GIVEN RECORDS »
★ ★ ★ ★ ★

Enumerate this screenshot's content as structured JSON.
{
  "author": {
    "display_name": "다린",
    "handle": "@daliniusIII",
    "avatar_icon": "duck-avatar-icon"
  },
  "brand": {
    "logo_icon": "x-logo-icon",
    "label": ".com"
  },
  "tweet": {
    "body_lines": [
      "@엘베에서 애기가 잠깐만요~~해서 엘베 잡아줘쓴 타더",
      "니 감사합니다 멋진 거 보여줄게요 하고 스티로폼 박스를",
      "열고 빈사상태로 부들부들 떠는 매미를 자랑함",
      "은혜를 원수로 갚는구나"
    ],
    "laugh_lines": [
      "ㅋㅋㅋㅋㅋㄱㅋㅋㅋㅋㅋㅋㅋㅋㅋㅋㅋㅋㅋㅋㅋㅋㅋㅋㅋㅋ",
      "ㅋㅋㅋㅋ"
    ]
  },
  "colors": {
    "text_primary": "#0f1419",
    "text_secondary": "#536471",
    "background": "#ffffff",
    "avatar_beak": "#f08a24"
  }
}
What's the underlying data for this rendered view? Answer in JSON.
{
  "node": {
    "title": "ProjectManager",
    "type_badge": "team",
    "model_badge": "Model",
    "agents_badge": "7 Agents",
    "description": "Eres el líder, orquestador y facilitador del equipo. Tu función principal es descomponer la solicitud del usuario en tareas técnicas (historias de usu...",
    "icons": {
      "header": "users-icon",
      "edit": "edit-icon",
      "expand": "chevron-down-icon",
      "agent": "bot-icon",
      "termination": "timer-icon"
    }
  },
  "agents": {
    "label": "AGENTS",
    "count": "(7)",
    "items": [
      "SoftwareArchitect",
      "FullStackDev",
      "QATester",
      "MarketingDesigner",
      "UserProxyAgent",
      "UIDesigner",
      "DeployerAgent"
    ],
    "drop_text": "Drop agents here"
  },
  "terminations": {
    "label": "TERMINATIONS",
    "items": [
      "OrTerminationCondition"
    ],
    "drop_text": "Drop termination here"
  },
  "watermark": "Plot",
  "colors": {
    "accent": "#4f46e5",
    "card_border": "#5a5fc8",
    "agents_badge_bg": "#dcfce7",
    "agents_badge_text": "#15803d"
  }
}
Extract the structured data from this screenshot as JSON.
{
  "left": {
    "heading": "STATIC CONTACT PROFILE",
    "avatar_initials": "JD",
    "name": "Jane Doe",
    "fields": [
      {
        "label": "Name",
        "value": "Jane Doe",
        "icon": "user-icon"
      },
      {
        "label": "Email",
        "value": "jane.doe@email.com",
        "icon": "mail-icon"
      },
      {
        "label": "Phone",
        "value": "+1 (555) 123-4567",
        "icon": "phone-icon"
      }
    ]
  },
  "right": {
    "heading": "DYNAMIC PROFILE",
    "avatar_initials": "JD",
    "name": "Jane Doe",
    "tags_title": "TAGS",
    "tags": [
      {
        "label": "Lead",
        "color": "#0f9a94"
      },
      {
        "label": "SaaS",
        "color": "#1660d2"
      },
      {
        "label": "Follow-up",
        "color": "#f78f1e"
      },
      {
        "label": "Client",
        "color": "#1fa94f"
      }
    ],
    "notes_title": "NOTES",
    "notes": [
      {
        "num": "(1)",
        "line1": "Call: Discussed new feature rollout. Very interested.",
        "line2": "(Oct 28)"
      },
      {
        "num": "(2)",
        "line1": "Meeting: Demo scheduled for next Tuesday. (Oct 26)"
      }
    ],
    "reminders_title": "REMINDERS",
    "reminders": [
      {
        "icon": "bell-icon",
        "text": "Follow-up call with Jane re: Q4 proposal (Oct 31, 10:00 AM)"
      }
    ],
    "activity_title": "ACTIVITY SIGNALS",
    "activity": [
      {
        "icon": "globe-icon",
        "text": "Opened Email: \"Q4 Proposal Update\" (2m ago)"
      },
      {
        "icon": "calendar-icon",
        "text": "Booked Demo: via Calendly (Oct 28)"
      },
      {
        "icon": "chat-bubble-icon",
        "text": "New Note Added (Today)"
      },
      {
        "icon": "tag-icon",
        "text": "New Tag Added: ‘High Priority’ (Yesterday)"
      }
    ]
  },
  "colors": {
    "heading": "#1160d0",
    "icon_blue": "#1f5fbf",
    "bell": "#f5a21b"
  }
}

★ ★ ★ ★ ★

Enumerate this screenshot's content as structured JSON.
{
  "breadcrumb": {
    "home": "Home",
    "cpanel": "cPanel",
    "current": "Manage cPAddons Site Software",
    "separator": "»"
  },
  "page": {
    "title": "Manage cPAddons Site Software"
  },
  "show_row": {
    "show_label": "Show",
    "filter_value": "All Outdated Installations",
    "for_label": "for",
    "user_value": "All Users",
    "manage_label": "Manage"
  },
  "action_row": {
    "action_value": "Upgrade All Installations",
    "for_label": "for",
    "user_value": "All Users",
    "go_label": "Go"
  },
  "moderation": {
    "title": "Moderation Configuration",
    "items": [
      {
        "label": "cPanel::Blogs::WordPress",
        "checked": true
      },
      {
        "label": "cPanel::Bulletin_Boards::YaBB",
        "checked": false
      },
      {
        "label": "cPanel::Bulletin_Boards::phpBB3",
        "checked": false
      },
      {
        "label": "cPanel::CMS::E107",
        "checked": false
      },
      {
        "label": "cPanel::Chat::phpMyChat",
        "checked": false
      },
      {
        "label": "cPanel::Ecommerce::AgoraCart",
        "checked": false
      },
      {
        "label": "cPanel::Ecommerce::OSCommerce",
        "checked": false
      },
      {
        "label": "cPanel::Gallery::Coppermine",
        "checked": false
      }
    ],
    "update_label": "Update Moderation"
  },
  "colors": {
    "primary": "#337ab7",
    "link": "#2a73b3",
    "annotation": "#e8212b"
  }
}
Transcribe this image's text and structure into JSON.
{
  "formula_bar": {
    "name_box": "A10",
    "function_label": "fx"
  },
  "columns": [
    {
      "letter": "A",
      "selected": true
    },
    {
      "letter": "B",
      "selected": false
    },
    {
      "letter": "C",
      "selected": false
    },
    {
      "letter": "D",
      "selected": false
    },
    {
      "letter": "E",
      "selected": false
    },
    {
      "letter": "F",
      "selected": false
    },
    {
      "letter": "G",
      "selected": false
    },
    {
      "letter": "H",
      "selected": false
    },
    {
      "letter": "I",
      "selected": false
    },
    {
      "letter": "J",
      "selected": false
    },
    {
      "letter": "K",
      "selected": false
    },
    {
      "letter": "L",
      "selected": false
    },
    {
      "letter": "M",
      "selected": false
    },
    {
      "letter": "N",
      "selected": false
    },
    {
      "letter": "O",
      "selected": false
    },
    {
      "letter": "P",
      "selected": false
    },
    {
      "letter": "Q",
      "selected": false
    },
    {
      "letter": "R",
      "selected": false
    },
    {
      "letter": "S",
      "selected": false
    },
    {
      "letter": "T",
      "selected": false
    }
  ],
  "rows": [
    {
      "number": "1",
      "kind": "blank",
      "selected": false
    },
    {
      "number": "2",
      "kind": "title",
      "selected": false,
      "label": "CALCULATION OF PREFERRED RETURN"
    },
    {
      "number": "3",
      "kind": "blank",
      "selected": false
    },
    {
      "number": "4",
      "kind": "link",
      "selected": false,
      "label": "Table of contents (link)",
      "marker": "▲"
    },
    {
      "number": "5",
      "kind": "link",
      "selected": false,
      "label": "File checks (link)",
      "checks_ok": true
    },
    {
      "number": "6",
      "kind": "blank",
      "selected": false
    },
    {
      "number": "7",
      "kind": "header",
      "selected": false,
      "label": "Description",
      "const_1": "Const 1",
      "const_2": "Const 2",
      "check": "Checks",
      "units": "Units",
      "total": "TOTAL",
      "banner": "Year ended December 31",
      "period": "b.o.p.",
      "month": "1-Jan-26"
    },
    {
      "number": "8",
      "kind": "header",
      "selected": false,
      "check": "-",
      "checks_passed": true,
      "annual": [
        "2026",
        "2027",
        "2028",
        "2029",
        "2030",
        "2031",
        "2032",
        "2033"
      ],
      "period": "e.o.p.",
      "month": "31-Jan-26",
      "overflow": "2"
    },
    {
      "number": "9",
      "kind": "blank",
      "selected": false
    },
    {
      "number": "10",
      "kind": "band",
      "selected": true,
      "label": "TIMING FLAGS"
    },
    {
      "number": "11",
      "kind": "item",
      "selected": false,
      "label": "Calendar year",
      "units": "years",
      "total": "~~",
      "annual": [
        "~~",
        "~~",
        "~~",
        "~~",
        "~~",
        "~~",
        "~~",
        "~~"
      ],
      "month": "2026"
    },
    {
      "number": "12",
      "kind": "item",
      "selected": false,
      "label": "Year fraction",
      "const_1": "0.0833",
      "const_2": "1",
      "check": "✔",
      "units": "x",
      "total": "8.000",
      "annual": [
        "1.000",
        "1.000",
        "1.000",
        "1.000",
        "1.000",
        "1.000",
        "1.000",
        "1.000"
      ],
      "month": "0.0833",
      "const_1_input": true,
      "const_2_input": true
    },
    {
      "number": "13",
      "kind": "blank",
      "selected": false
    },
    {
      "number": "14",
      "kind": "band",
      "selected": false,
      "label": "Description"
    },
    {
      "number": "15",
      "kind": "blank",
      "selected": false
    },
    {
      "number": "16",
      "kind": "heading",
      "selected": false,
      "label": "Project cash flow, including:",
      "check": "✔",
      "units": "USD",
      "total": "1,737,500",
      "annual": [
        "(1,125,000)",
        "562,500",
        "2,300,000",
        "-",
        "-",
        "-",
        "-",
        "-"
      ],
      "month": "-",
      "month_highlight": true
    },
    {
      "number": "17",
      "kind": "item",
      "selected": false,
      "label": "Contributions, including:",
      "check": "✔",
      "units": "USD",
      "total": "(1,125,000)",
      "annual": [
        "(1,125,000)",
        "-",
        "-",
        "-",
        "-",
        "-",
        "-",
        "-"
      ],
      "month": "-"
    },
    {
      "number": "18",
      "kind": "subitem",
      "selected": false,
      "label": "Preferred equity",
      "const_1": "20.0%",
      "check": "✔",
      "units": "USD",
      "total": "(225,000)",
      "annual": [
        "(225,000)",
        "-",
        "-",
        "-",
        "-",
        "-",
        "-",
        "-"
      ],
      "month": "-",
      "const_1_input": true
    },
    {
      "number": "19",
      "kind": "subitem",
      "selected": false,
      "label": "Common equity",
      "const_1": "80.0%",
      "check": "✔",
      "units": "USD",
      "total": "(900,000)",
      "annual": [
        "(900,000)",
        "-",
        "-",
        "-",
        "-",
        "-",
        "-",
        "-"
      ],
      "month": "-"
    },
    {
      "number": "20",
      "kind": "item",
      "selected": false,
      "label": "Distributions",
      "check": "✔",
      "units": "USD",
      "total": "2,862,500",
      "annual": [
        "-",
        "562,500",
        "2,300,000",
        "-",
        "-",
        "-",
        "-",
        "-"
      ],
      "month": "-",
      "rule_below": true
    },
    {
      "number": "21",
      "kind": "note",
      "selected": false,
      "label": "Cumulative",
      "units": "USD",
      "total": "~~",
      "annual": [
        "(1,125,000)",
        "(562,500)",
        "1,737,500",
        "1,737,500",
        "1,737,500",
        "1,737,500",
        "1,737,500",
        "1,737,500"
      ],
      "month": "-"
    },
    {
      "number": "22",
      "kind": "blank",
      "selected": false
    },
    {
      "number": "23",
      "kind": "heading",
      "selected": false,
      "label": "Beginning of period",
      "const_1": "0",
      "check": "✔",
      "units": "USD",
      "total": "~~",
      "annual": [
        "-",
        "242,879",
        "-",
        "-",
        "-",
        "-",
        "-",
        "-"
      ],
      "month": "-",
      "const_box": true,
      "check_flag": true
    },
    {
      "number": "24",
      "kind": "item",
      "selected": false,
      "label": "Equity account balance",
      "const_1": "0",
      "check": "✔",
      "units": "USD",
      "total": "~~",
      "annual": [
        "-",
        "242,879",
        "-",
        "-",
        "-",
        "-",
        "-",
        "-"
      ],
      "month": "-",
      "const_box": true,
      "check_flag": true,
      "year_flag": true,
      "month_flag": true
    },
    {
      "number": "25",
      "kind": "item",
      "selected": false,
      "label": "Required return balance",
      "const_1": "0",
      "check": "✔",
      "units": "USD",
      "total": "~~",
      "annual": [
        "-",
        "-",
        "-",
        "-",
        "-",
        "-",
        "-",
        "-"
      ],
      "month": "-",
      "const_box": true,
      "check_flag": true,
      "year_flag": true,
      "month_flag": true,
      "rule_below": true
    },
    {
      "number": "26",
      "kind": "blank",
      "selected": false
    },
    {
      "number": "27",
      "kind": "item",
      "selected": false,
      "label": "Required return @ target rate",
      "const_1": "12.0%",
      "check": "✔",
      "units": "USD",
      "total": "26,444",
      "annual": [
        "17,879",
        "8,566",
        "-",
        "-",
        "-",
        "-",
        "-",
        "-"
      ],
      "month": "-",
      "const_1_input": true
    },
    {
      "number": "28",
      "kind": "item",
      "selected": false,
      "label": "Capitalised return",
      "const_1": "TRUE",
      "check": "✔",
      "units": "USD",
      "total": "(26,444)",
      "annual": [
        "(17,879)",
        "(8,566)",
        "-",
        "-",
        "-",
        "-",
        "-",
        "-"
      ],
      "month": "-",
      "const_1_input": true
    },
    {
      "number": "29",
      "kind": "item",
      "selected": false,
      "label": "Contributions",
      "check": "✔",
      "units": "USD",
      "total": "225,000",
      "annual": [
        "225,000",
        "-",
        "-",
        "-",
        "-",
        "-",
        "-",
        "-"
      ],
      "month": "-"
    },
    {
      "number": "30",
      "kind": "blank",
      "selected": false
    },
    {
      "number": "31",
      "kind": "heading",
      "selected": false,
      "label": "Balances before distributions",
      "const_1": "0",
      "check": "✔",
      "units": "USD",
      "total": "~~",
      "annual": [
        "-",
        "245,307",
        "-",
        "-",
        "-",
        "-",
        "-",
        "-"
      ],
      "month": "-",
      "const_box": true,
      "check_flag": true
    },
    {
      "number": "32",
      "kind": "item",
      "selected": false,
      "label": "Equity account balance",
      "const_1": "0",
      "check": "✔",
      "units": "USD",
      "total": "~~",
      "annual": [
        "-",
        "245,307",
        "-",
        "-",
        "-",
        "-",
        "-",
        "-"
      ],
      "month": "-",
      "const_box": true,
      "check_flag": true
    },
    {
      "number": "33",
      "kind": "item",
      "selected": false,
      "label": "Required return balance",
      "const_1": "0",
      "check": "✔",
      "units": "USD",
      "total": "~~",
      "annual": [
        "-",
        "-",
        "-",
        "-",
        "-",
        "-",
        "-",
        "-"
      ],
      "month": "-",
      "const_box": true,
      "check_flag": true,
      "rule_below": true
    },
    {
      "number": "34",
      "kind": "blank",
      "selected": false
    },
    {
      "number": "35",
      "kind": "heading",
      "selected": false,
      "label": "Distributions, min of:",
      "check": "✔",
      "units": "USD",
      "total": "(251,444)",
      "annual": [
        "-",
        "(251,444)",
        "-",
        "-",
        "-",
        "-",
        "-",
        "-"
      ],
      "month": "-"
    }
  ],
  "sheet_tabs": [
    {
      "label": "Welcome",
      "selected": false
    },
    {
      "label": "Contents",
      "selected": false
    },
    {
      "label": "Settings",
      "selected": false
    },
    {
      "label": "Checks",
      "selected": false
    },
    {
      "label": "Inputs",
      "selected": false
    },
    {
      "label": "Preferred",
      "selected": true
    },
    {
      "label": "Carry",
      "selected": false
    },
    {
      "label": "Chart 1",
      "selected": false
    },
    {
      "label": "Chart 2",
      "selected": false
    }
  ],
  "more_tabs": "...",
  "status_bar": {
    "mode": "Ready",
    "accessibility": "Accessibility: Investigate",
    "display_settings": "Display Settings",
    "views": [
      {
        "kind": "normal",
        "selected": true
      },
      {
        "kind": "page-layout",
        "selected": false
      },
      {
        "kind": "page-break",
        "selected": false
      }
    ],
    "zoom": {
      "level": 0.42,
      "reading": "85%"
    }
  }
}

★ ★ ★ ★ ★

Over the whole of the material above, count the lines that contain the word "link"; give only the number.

EXPECTED ANSWER »
5